Low-alcohol aperitifs maker Haus pledged transparency in its effort to disrupt an alcohol industry it said hasn’t evolved since Prohibition and continues to be dominated by huge liquor companies. It’s doing the same in announcing its own demise.
The three-year-old startup, which uses fruits, herbs and botanicals to make aperitifs like Pomegranate Rosemary, Lemon Lavender and Grapefruit Jalapeño, said it was on the verge of closing a $10 million Series A funding round that failed to materialize when the lead investor backed out.
Helena Price Hambrecht, co-founder and CEO of Haus, told TechCrunch the investor was Modelo and Corona brewer Constellation Brands.

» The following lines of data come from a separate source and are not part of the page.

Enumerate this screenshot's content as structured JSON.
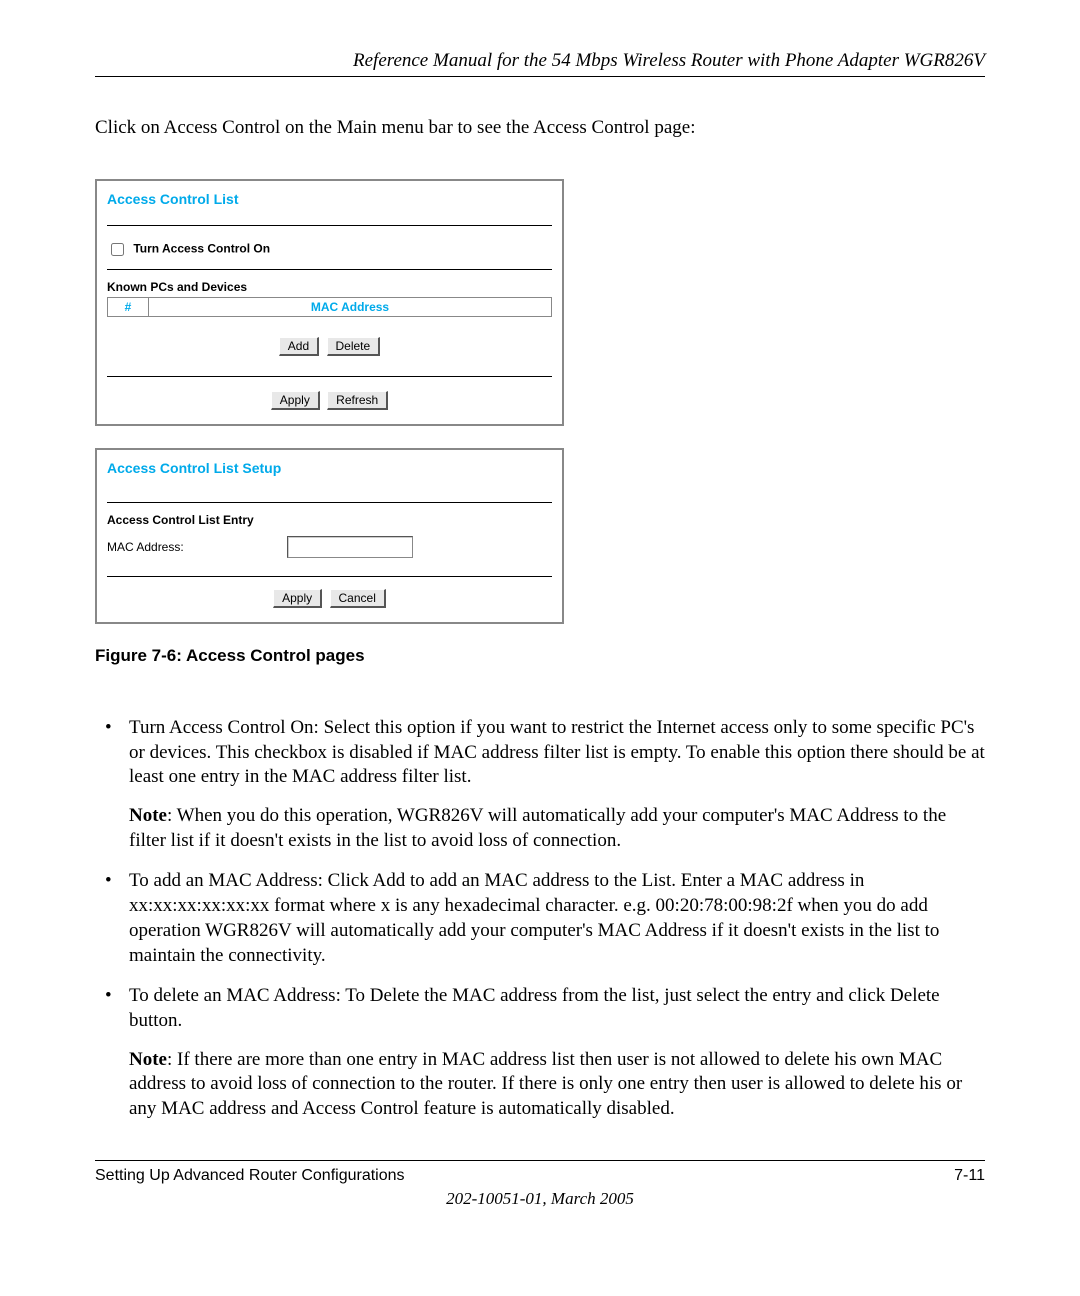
{
  "header": {
    "title": "Reference Manual for the 54 Mbps Wireless Router with Phone Adapter WGR826V"
  },
  "intro": "Click on Access Control on the Main menu bar to see the Access Control page:",
  "panel_acl": {
    "title": "Access Control List",
    "checkbox_label": "Turn Access Control On",
    "known_label": "Known PCs and Devices",
    "col_num": "#",
    "col_mac": "MAC Address",
    "btn_add": "Add",
    "btn_delete": "Delete",
    "btn_apply": "Apply",
    "btn_refresh": "Refresh"
  },
  "panel_setup": {
    "title": "Access Control List Setup",
    "entry_label": "Access Control List Entry",
    "mac_label": "MAC Address:",
    "mac_value": "",
    "btn_apply": "Apply",
    "btn_cancel": "Cancel"
  },
  "caption": "Figure 7-6:  Access Control pages",
  "bullets": {
    "b1": "Turn Access Control On: Select this option if you want to restrict the Internet access only to some specific PC's or devices. This checkbox is disabled if MAC address filter list is empty. To enable this option there should be at least one entry in the MAC address filter list.",
    "b1_note_label": "Note",
    "b1_note": ": When you do this operation, WGR826V will automatically add your computer's MAC Address to the filter list if it doesn't exists in the list to avoid loss of connection.",
    "b2": "To add an MAC Address: Click Add to add an MAC address to the List. Enter a MAC address in xx:xx:xx:xx:xx:xx format where x is any hexadecimal character. e.g. 00:20:78:00:98:2f when you do add operation WGR826V will automatically add your computer's MAC Address if it doesn't exists in the list to maintain the connectivity.",
    "b3": "To delete an MAC Address: To Delete the MAC address from the list, just select the entry and click Delete button.",
    "b3_note_label": "Note",
    "b3_note": ": If there are more than one entry in MAC address list then user is not allowed to delete his own MAC address to avoid loss of connection to the router. If there is only one entry then user is allowed to delete his or any MAC address and Access Control feature is automatically disabled."
  },
  "footer": {
    "section": "Setting Up Advanced Router Configurations",
    "page": "7-11",
    "docid": "202-10051-01, March 2005"
  }
}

The alcohol giant left the deal at the last minute without any specific reasoning other than “timing,” she told the publication. Food Dive has reached out to Constellation for comment.
In a series of tweets, Price Hambrecht said because of the decision, Haus did “not have the cash to support continued operations” and was in the process of closing. Shoppers, she said, had about another month to stock up on its products.
Little is known about why Constellation may have decided not to move forward with the investment. Its venture group has been actively investing in small alcohol brands similar to Haus as a part of its broader commitment to devote $100 million to women-led or -founded start-ups by 2028.
Just this week, Constellation acquired a minority stake in premium canned wine brand Archer Roose for an undisclosed amount. And in April, Constellation bought the remaining stake in Austin Cocktails, a female-founded ready-to-drink cocktail company based in Texas. It first invested in Austin in 2018.
Haus seemed to be in a good position to attract investments as consumers continue to look for different options when they imbibe and increased transparency in what they eat and drink. The startup has made a name for itself by working with aperitifs it says have the complexity of a cocktail but are low enough in alcohol content; they are stronger than wine but lighter than whiskey. In addition to using real fruits and botanicals while eschewing artificial flavors, Haus includes nutrition facts and complete ingredient lists for every product.
The company has raised more than $17 million from more than a hundred individual investors and funds since its founding in 2019, according to Business Insider.
Haus thrived during the pandemic, with online sales soaring as consumers spent more time at home. But as the lingering health crisis slowed the return of social gatherings, the company struggled. Sales doubled in 2021 from the previous year, Business Insider noted, but the growth rate has since declined.
“It’s possible that someone will buy Haus in its entirety, and it can continue on under new ownership,” Price Hambrecht said in a tweet. “It’s also possible that it will be sold for parts.”